Exercise.
Restate the records that follow. Every word must match.
____________________
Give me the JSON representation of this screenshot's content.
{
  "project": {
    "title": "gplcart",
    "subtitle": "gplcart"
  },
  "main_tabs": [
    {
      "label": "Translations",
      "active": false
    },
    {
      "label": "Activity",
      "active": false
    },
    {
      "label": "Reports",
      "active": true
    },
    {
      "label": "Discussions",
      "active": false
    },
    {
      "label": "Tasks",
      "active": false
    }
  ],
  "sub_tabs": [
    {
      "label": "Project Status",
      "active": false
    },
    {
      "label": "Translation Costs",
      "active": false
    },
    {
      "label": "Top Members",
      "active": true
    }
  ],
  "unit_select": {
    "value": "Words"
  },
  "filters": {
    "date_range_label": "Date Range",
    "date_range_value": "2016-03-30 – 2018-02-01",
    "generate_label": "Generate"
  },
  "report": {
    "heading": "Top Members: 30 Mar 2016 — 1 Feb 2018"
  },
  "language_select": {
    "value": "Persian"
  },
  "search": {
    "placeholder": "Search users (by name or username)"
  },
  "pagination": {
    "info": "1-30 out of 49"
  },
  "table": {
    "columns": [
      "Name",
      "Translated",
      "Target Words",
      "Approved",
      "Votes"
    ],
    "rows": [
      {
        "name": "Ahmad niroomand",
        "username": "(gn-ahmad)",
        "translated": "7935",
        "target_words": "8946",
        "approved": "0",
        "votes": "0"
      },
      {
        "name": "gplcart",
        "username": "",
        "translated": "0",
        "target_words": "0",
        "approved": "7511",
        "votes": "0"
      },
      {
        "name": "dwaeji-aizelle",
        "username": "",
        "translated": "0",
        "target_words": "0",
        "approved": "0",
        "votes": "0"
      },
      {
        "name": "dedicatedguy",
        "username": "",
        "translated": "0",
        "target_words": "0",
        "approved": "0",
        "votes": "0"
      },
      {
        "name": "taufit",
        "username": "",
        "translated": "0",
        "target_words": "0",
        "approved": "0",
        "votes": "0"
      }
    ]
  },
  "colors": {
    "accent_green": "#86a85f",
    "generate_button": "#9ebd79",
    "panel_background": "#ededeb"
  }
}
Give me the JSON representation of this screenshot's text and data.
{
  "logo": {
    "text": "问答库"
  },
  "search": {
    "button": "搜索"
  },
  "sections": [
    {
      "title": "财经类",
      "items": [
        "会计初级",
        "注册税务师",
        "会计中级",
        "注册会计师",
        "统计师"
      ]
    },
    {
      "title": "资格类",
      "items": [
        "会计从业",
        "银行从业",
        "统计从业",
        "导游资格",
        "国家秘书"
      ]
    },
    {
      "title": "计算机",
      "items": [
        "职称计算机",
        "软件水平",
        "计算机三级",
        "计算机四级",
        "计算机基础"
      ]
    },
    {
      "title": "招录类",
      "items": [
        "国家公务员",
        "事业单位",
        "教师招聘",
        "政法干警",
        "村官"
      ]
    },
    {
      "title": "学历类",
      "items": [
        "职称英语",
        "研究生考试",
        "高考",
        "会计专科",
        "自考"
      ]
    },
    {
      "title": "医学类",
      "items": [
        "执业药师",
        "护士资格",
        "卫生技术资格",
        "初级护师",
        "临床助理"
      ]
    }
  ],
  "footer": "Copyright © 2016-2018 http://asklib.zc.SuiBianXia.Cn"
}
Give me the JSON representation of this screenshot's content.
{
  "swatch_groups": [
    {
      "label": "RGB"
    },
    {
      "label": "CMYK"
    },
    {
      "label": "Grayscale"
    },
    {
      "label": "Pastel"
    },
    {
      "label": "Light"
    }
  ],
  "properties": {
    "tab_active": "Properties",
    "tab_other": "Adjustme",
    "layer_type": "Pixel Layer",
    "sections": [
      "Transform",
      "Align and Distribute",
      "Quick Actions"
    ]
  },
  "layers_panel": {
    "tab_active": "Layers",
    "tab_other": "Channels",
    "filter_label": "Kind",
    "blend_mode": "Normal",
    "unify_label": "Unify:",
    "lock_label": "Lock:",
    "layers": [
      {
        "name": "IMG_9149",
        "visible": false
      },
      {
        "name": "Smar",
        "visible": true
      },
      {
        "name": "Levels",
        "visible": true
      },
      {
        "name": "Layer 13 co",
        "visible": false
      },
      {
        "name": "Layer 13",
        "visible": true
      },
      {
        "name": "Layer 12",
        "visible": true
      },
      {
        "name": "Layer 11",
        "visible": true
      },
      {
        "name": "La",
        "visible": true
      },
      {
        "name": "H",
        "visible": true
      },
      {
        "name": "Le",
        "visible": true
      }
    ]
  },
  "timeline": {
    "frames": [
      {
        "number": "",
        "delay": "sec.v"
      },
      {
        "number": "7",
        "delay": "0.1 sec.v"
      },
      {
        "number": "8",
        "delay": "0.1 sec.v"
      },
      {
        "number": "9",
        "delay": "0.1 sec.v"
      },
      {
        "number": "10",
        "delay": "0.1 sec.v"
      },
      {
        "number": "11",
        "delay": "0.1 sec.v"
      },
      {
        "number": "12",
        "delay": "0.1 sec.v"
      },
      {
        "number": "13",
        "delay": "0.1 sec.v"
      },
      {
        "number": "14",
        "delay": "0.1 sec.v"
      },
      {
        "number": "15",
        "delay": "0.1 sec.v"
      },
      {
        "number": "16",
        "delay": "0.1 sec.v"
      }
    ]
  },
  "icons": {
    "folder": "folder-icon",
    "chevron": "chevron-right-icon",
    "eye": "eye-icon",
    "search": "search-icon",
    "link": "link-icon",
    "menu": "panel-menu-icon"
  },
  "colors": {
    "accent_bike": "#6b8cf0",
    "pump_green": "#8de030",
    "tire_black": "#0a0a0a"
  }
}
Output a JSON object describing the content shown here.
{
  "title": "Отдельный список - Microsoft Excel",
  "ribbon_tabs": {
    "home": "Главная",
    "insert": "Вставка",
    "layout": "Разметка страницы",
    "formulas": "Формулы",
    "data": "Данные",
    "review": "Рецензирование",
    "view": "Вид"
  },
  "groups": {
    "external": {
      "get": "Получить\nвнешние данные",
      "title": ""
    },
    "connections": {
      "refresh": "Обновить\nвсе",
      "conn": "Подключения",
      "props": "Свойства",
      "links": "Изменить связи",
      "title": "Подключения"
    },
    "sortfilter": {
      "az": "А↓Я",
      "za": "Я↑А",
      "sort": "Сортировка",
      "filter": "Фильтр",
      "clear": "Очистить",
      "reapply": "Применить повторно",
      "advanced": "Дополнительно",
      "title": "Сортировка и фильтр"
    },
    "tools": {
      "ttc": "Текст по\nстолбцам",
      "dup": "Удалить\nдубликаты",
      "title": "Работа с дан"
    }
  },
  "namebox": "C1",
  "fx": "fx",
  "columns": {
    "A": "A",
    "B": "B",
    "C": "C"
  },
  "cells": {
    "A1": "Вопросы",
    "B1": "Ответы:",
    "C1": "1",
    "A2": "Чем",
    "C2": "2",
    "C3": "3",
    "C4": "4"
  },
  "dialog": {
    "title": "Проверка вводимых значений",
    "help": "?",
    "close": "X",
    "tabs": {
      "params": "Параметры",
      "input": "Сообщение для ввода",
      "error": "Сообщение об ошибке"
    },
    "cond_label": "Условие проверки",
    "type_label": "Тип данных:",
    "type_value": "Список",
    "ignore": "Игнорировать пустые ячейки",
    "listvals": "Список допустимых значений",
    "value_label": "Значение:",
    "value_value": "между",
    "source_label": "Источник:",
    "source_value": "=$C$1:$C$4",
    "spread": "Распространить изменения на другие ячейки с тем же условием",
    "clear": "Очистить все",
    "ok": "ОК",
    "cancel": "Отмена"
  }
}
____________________
Result of the task.
Give me the JSON representation of this screenshot's content.
{
  "project": {
    "title": "gplcart",
    "subtitle": "gplcart"
  },
  "main_tabs": [
    {
      "label": "Translations",
      "active": false
    },
    {
      "label": "Activity",
      "active": false
    },
    {
      "label": "Reports",
      "active": true
    },
    {
      "label": "Discussions",
      "active": false
    },
    {
      "label": "Tasks",
      "active": false
    }
  ],
  "sub_tabs": [
    {
      "label": "Project Status",
      "active": false
    },
    {
      "label": "Translation Costs",
      "active": false
    },
    {
      "label": "Top Members",
      "active": true
    }
  ],
  "unit_select": {
    "value": "Words"
  },
  "filters": {
    "date_range_label": "Date Range",
    "date_range_value": "2016-03-30 – 2018-02-01",
    "generate_label": "Generate"
  },
  "report": {
    "heading": "Top Members: 30 Mar 2016 — 1 Feb 2018"
  },
  "language_select": {
    "value": "Persian"
  },
  "search": {
    "placeholder": "Search users (by name or username)"
  },
  "pagination": {
    "info": "1-30 out of 49"
  },
  "table": {
    "columns": [
      "Name",
      "Translated",
      "Target Words",
      "Approved",
      "Votes"
    ],
    "rows": [
      {
        "name": "Ahmad niroomand",
        "username": "(gn-ahmad)",
        "translated": "7935",
        "target_words": "8946",
        "approved": "0",
        "votes": "0"
      },
      {
        "name": "gplcart",
        "username": "",
        "translated": "0",
        "target_words": "0",
        "approved": "7511",
        "votes": "0"
      },
      {
        "name": "dwaeji-aizelle",
        "username": "",
        "translated": "0",
        "target_words": "0",
        "approved": "0",
        "votes": "0"
      },
      {
        "name": "dedicatedguy",
        "username": "",
        "translated": "0",
        "target_words": "0",
        "approved": "0",
        "votes": "0"
      },
      {
        "name": "taufit",
        "username": "",
        "translated": "0",
        "target_words": "0",
        "approved": "0",
        "votes": "0"
      }
    ]
  },
  "colors": {
    "accent_green": "#86a85f",
    "generate_button": "#9ebd79",
    "panel_background": "#ededeb"
  }
}
Give me the JSON representation of this screenshot's text and data.
{
  "logo": {
    "text": "问答库"
  },
  "search": {
    "button": "搜索"
  },
  "sections": [
    {
      "title": "财经类",
      "items": [
        "会计初级",
        "注册税务师",
        "会计中级",
        "注册会计师",
        "统计师"
      ]
    },
    {
      "title": "资格类",
      "items": [
        "会计从业",
        "银行从业",
        "统计从业",
        "导游资格",
        "国家秘书"
      ]
    },
    {
      "title": "计算机",
      "items": [
        "职称计算机",
        "软件水平",
        "计算机三级",
        "计算机四级",
        "计算机基础"
      ]
    },
    {
      "title": "招录类",
      "items": [
        "国家公务员",
        "事业单位",
        "教师招聘",
        "政法干警",
        "村官"
      ]
    },
    {
      "title": "学历类",
      "items": [
        "职称英语",
        "研究生考试",
        "高考",
        "会计专科",
        "自考"
      ]
    },
    {
      "title": "医学类",
      "items": [
        "执业药师",
        "护士资格",
        "卫生技术资格",
        "初级护师",
        "临床助理"
      ]
    }
  ],
  "footer": "Copyright © 2016-2018 http://asklib.zc.SuiBianXia.Cn"
}
Give me the JSON representation of this screenshot's content.
{
  "swatch_groups": [
    {
      "label": "RGB"
    },
    {
      "label": "CMYK"
    },
    {
      "label": "Grayscale"
    },
    {
      "label": "Pastel"
    },
    {
      "label": "Light"
    }
  ],
  "properties": {
    "tab_active": "Properties",
    "tab_other": "Adjustme",
    "layer_type": "Pixel Layer",
    "sections": [
      "Transform",
      "Align and Distribute",
      "Quick Actions"
    ]
  },
  "layers_panel": {
    "tab_active": "Layers",
    "tab_other": "Channels",
    "filter_label": "Kind",
    "blend_mode": "Normal",
    "unify_label": "Unify:",
    "lock_label": "Lock:",
    "layers": [
      {
        "name": "IMG_9149",
        "visible": false
      },
      {
        "name": "Smar",
        "visible": true
      },
      {
        "name": "Levels",
        "visible": true
      },
      {
        "name": "Layer 13 co",
        "visible": false
      },
      {
        "name": "Layer 13",
        "visible": true
      },
      {
        "name": "Layer 12",
        "visible": true
      },
      {
        "name": "Layer 11",
        "visible": true
      },
      {
        "name": "La",
        "visible": true
      },
      {
        "name": "H",
        "visible": true
      },
      {
        "name": "Le",
        "visible": true
      }
    ]
  },
  "timeline": {
    "frames": [
      {
        "number": "",
        "delay": "sec.v"
      },
      {
        "number": "7",
        "delay": "0.1 sec.v"
      },
      {
        "number": "8",
        "delay": "0.1 sec.v"
      },
      {
        "number": "9",
        "delay": "0.1 sec.v"
      },
      {
        "number": "10",
        "delay": "0.1 sec.v"
      },
      {
        "number": "11",
        "delay": "0.1 sec.v"
      },
      {
        "number": "12",
        "delay": "0.1 sec.v"
      },
      {
        "number": "13",
        "delay": "0.1 sec.v"
      },
      {
        "number": "14",
        "delay": "0.1 sec.v"
      },
      {
        "number": "15",
        "delay": "0.1 sec.v"
      },
      {
        "number": "16",
        "delay": "0.1 sec.v"
      }
    ]
  },
  "icons": {
    "folder": "folder-icon",
    "chevron": "chevron-right-icon",
    "eye": "eye-icon",
    "search": "search-icon",
    "link": "link-icon",
    "menu": "panel-menu-icon"
  },
  "colors": {
    "accent_bike": "#6b8cf0",
    "pump_green": "#8de030",
    "tire_black": "#0a0a0a"
  }
}
Output a JSON object describing the content shown here.
{
  "title": "Отдельный список - Microsoft Excel",
  "ribbon_tabs": {
    "home": "Главная",
    "insert": "Вставка",
    "layout": "Разметка страницы",
    "formulas": "Формулы",
    "data": "Данные",
    "review": "Рецензирование",
    "view": "Вид"
  },
  "groups": {
    "external": {
      "get": "Получить\nвнешние данные",
      "title": ""
    },
    "connections": {
      "refresh": "Обновить\nвсе",
      "conn": "Подключения",
      "props": "Свойства",
      "links": "Изменить связи",
      "title": "Подключения"
    },
    "sortfilter": {
      "az": "А↓Я",
      "za": "Я↑А",
      "sort": "Сортировка",
      "filter": "Фильтр",
      "clear": "Очистить",
      "reapply": "Применить повторно",
      "advanced": "Дополнительно",
      "title": "Сортировка и фильтр"
    },
    "tools": {
      "ttc": "Текст по\nстолбцам",
      "dup": "Удалить\nдубликаты",
      "title": "Работа с дан"
    }
  },
  "namebox": "C1",
  "fx": "fx",
  "columns": {
    "A": "A",
    "B": "B",
    "C": "C"
  },
  "cells": {
    "A1": "Вопросы",
    "B1": "Ответы:",
    "C1": "1",
    "A2": "Чем",
    "C2": "2",
    "C3": "3",
    "C4": "4"
  },
  "dialog": {
    "title": "Проверка вводимых значений",
    "help": "?",
    "close": "X",
    "tabs": {
      "params": "Параметры",
      "input": "Сообщение для ввода",
      "error": "Сообщение об ошибке"
    },
    "cond_label": "Условие проверки",
    "type_label": "Тип данных:",
    "type_value": "Список",
    "ignore": "Игнорировать пустые ячейки",
    "listvals": "Список допустимых значений",
    "value_label": "Значение:",
    "value_value": "между",
    "source_label": "Источник:",
    "source_value": "=$C$1:$C$4",
    "spread": "Распространить изменения на другие ячейки с тем же условием",
    "clear": "Очистить все",
    "ok": "ОК",
    "cancel": "Отмена"
  }
}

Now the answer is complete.